There’s a moment near the end of every relationship when it becomes apparent that the tide has changed. A moment in which we notice the shift in the current, and with it, the ill-fated course of our love affair. One that’s equal parts unhappy and lucid, when we perceive the gradual vanishing of a once-potential future, as we take stock of a past that recedes further into the distance. Any time I’ve found myself at these crossroads, I’ve thought of the lonesome traveler in Robert Frost’s epochal poem “The Road Not Taken.” In the poem, the narrator finds himself at a bifurcation at the edge of the forest where “two roads diverged in a yellowing wood.” After contemplating each of them, he is overcome with a feeling of helplessness and anxiety at having to decide on which path to follow. “And sorry I could not travel both,” laments the speaker, “and be one traveler, long I stood and looked down one as far as I could.”
There is, of course, a significant difference between the two scenarios. In the case of Frost’s speaker, he is fortunate to count on both his perspective of what each road looks like as it bends quietly into the forest and the personal agency to decide which path to travel. The same can’t be said of the moment when we first hear the death knell that ushers in the early stages of a moribund relationship. In these instances, we’re usually left feeling overwhelmed and perplexed, as confusion hits us in unrelenting waves, and we wonder how it‘s possible to have strayed so far from our intended track.
I’ve often wondered if, perhaps, the mere act of sharing duties with another person when we’re in a relationship doesn’t affect the way that we perceive our wrongdoings and limit the extent to which we’re willing to admit responsibility for the way that things turn out. Too often, we find ourselves subject to faulty and baseless logic and tend to replace much-needed introspection and self-examination with shameless finger-pointing.
For Austin-based songwriter Sean Keel, the all-consuming confusion and feeling of helplessness that follow on the heels of a breakup take center stage in his new track “Lilacs That Morning” off his second album, Speak Friend and Enter, released under the moniker Bill the Pony.
A wistful, bouncy piano ballad that recalls the ebullience of early-20th-century concert hall tunes and the mundane and gravelly grit of crooners like Harry Nilsson and Randy Newman, “Lilacs That Morning” stands as Keel’s honest attempt at making sense of a love that’s gone terribly wrong.
For Keel, time sets the stage for that’s inevitably slated to follow:
“Time feeds the river
Feeds the forest
Feeds the fire
So time is the source of the flame
I don’t know just exactly what’s before us
But it will never be the same again.”
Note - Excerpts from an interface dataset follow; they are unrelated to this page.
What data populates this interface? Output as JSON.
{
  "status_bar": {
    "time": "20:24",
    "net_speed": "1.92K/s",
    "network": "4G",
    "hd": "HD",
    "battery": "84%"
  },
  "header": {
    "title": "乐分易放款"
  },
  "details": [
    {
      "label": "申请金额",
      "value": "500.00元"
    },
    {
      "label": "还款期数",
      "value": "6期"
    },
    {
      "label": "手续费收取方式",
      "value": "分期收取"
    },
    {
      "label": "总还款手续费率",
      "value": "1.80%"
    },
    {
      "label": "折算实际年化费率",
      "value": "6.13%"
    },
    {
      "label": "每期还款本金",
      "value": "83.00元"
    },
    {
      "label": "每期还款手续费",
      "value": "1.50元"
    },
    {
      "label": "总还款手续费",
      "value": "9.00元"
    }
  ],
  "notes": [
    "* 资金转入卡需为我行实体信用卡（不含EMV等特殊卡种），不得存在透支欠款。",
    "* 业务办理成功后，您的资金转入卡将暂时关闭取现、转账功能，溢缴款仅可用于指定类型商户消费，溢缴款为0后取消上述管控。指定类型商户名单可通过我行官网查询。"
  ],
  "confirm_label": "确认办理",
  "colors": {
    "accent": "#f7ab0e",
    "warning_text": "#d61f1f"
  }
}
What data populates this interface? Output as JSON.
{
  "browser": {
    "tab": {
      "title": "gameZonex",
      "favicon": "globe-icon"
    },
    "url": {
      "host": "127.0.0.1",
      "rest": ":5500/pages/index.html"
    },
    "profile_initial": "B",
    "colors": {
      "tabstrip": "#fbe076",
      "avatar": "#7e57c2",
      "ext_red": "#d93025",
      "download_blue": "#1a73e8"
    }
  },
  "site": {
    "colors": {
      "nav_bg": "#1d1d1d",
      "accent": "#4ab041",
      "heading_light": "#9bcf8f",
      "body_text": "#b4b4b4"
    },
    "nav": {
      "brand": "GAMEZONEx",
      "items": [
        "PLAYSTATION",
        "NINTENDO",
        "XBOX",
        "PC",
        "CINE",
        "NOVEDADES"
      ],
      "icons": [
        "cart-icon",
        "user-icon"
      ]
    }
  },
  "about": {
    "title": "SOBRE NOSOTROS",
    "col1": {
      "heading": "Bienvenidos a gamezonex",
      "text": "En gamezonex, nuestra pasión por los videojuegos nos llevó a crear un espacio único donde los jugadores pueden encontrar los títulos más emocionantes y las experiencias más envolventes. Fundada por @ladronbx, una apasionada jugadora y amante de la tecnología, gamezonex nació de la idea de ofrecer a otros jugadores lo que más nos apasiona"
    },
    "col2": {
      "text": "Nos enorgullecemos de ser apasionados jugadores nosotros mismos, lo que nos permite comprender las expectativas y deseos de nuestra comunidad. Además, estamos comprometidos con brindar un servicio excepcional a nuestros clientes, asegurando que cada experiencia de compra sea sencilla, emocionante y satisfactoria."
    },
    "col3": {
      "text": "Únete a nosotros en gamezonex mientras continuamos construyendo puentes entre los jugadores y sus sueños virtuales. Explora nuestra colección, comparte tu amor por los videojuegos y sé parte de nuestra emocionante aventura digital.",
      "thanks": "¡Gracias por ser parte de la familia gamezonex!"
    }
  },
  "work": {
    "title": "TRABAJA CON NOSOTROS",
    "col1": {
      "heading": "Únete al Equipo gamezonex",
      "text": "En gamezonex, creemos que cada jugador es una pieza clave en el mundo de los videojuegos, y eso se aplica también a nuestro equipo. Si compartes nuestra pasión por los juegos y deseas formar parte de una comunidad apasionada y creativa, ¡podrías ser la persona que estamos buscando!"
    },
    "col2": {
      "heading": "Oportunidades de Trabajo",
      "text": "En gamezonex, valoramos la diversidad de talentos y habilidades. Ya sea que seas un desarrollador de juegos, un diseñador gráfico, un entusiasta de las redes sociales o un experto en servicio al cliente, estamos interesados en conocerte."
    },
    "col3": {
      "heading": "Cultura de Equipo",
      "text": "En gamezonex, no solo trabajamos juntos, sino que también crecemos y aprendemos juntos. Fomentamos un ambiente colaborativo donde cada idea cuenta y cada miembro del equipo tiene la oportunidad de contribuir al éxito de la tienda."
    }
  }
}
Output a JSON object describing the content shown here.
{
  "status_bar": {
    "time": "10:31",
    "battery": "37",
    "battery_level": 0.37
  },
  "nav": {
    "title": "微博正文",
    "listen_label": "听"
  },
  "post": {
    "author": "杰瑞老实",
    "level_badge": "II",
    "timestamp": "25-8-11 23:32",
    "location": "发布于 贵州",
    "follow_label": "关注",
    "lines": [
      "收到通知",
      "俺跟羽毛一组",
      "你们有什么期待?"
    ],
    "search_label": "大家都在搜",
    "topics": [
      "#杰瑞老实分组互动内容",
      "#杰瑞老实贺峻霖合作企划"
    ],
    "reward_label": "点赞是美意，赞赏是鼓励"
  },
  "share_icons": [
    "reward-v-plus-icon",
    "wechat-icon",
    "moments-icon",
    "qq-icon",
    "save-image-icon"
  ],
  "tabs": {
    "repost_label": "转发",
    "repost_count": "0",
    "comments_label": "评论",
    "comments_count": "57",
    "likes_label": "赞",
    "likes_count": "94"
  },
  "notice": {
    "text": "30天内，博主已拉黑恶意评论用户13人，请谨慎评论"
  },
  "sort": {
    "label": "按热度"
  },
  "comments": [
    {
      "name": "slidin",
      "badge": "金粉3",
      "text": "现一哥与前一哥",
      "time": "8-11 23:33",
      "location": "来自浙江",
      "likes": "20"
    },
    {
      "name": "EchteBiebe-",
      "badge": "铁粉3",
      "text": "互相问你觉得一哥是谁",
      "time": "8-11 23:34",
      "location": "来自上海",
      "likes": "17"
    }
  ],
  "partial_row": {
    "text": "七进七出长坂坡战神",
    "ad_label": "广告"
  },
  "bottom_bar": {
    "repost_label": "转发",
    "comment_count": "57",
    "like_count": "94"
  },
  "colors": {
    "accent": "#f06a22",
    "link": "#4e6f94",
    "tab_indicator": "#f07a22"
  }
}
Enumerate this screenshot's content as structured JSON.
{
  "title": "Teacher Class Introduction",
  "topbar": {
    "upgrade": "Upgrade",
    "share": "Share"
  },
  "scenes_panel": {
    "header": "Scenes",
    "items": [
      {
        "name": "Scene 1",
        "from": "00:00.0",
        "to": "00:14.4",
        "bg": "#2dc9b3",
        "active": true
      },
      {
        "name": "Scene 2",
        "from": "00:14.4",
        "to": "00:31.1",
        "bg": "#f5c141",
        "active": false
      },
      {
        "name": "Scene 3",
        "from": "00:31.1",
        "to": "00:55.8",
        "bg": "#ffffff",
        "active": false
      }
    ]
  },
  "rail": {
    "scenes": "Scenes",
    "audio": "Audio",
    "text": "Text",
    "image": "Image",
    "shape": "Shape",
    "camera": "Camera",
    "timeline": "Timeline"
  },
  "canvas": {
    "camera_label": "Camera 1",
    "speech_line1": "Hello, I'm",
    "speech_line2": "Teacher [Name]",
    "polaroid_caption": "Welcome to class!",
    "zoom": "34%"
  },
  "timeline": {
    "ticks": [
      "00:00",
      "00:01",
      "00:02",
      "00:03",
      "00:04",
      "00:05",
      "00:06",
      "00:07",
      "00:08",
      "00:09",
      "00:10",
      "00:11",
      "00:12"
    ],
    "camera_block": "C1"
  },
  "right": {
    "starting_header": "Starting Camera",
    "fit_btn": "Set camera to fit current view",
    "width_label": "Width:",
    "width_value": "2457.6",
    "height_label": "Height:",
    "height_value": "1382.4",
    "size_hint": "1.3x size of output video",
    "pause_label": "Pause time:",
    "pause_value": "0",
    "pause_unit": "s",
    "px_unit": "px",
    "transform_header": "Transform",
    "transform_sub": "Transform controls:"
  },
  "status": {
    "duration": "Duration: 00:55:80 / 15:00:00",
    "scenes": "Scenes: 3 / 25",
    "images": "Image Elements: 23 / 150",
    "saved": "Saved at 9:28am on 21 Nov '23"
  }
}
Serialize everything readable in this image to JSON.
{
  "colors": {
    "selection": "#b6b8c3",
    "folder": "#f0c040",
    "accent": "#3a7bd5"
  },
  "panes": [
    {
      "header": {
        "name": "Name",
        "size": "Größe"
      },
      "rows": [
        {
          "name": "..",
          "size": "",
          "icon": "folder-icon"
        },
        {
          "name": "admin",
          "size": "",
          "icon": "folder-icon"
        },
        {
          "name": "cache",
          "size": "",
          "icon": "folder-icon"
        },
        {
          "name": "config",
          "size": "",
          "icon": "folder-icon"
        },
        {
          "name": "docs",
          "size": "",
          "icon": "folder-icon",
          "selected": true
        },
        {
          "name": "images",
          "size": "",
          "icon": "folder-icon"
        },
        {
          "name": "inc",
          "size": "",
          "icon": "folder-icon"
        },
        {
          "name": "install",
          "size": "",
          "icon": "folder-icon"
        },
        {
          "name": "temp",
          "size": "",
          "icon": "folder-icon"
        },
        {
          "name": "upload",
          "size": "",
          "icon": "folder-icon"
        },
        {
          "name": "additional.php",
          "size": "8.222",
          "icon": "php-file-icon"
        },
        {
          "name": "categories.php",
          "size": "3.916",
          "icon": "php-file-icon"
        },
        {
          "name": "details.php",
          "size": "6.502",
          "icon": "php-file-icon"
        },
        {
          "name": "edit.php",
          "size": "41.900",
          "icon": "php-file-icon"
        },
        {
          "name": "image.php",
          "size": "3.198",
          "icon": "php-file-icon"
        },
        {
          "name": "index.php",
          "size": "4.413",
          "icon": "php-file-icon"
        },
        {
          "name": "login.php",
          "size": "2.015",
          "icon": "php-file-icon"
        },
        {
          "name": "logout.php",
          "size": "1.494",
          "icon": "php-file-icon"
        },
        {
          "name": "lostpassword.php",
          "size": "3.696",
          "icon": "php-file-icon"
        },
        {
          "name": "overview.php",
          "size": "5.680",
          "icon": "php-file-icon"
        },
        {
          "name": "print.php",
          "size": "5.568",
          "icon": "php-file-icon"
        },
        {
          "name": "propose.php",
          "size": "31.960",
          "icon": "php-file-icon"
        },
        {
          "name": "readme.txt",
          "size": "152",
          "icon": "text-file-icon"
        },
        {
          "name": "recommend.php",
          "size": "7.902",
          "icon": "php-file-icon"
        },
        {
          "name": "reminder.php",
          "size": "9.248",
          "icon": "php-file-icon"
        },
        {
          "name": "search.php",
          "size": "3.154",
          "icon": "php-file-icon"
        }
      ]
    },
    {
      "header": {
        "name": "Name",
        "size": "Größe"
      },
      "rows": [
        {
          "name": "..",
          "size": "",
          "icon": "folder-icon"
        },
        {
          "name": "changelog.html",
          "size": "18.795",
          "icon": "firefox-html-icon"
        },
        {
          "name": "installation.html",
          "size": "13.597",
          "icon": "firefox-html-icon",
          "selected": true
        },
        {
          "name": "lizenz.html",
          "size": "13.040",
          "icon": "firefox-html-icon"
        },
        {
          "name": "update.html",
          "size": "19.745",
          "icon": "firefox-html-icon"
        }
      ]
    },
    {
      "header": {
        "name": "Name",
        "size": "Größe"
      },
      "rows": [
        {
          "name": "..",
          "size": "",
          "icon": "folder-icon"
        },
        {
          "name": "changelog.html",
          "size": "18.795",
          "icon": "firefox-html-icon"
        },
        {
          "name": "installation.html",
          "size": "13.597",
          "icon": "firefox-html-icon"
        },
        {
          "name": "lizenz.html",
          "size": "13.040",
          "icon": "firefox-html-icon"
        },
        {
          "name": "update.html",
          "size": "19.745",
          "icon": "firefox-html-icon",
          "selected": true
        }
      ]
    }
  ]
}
This irrepressible linear progression casts an uncanny and surreal aura on his memories so that events feel detached and isolated, as if they were unfolding magically and without reason inside a dream:
“Oh, the lilacs that morning
So blue they looked painted on
I can’t believe you blame me
For the ending when
It was you who wrote the start of the song.”
The feeling that past, present, and future are all simultaneously dissolving into a shapeless and amorphous blur in which the lines that divide what was from what wasn’t; what is from what isn’t; and what could have been from what never will be is quite relatable. There is a painfully familiar sense of puzzlement that mingles with traces of dismay, and an invasive feeling of betrayal as Keel confronts his former paramour and suddenly flips the script on them:
“I can’t believe you blame me
For the ending when
It was you who wrote the start of this song.”
This conniption, however, is short-lived and quickly gives way to a belated yet increasingly prevailing sense of resignation and stupefaction, as the singer comes to painful terms with the fact that the verdict is sealed and there’s no going back:
Is not something a man can attain
What’s done’s done,
There’s no going over
Time’s not some dog-eared page.”
In the end, his disconsolate emotional state and engrossing sense of disbelief get the best of him as he expresses his defeatist incredulity one last time:
“I can’t believe that we got that ending
After such a sweet start to the song.”
Following what appeared, at first, like a genuine effort to get the closure necessary to move on, Keel’s pining narrator cannot adequately separate his guilt from his doubts. Ultimately, this toxic mix of hubris and blinding insecurity leads him down a path that ends with seemingly irreparable heartbreak and stunted personal growth.